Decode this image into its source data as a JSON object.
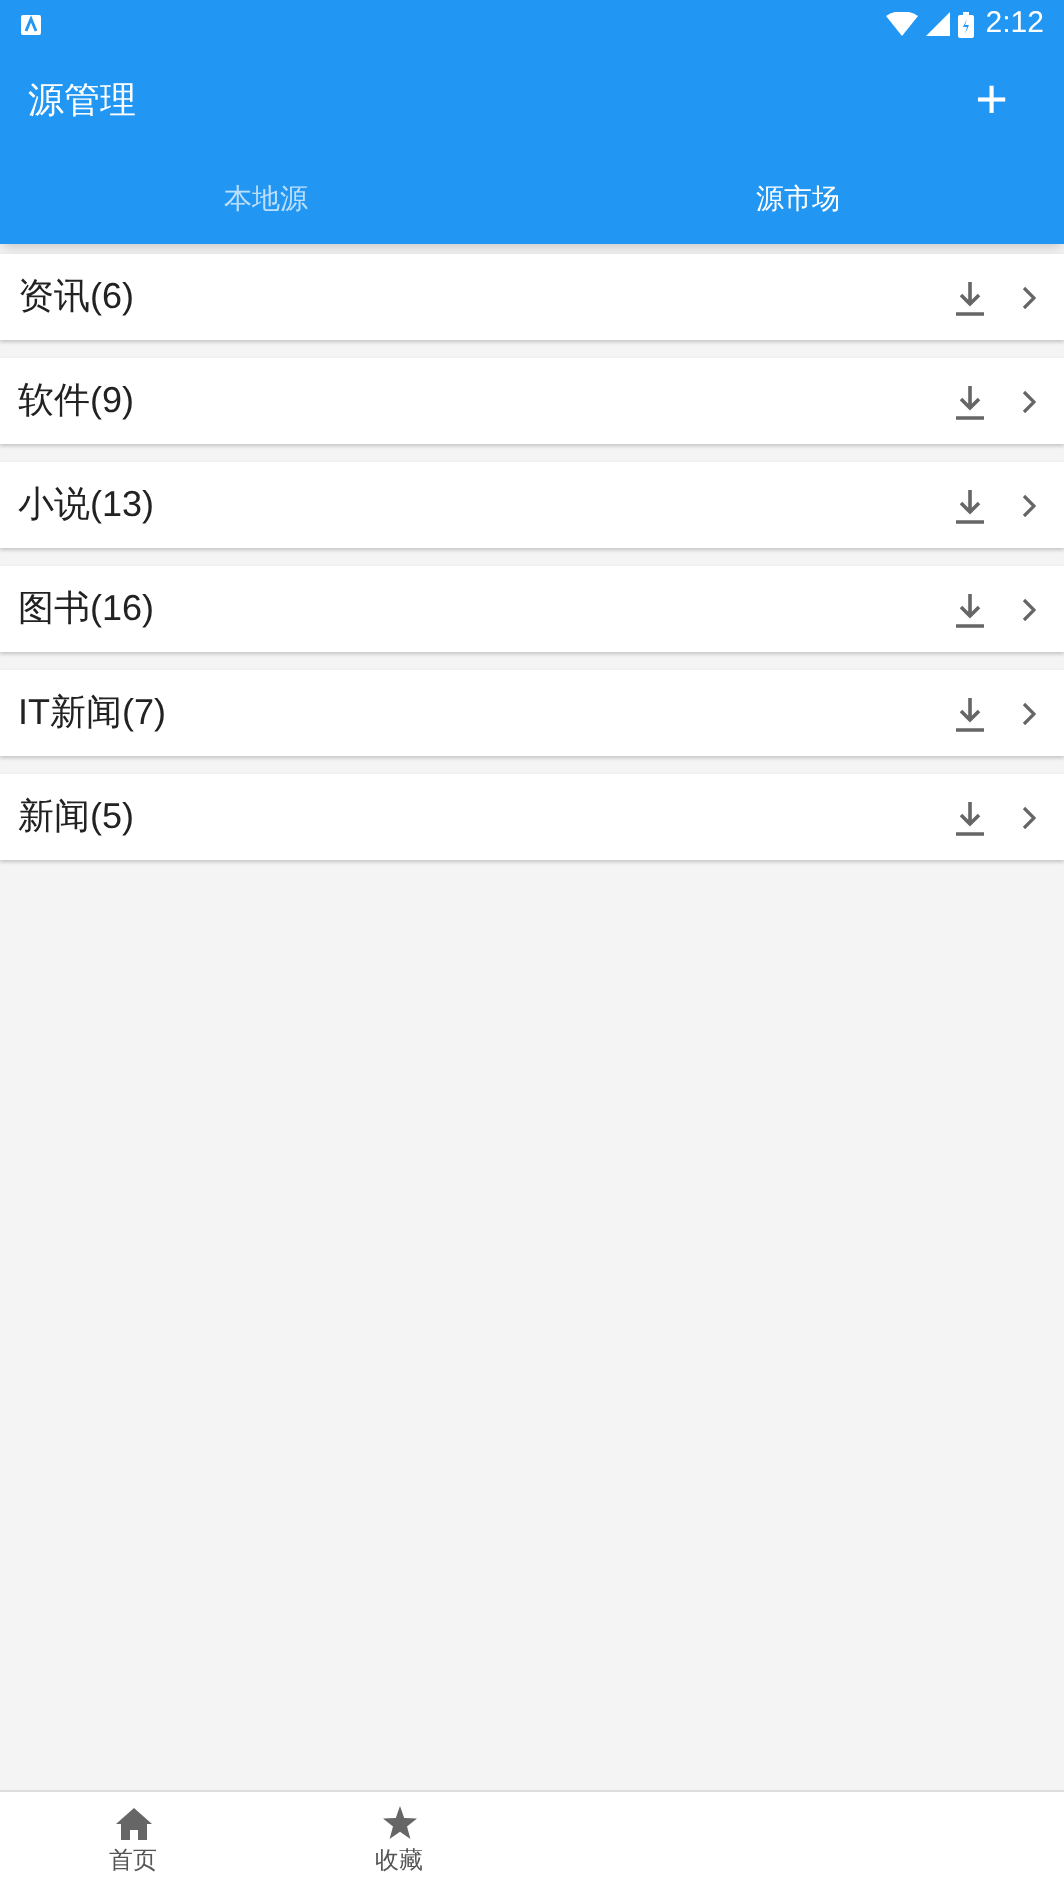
{
  "status_bar": {
    "time": "2:12"
  },
  "toolbar": {
    "title": "源管理",
    "action": "+"
  },
  "tabs": [
    {
      "label": "本地源",
      "selected": false
    },
    {
      "label": "源市场",
      "selected": true
    }
  ],
  "categories": [
    {
      "label": "资讯(6)"
    },
    {
      "label": "软件(9)"
    },
    {
      "label": "小说(13)"
    },
    {
      "label": "图书(16)"
    },
    {
      "label": "IT新闻(7)"
    },
    {
      "label": "新闻(5)"
    }
  ],
  "bottom_nav": [
    {
      "label": "首页",
      "kind": "home"
    },
    {
      "label": "收藏",
      "kind": "star"
    }
  ]
}
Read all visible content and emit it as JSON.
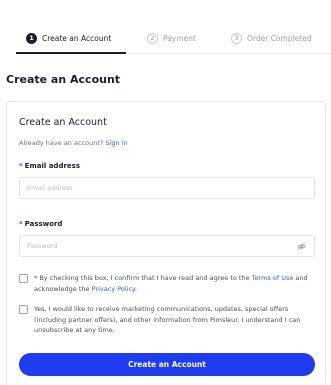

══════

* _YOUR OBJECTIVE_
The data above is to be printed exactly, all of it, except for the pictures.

* _COMPLETED EXERCISE_
Decode this image into its source data as a JSON object.
{
  "status_bar": {
    "time": "2:12"
  },
  "toolbar": {
    "title": "源管理",
    "action": "+"
  },
  "tabs": [
    {
      "label": "本地源",
      "selected": false
    },
    {
      "label": "源市场",
      "selected": true
    }
  ],
  "categories": [
    {
      "label": "资讯(6)"
    },
    {
      "label": "软件(9)"
    },
    {
      "label": "小说(13)"
    },
    {
      "label": "图书(16)"
    },
    {
      "label": "IT新闻(7)"
    },
    {
      "label": "新闻(5)"
    }
  ],
  "bottom_nav": [
    {
      "label": "首页",
      "kind": "home"
    },
    {
      "label": "收藏",
      "kind": "star"
    }
  ]
}
Read all visible content and emit it as JSON.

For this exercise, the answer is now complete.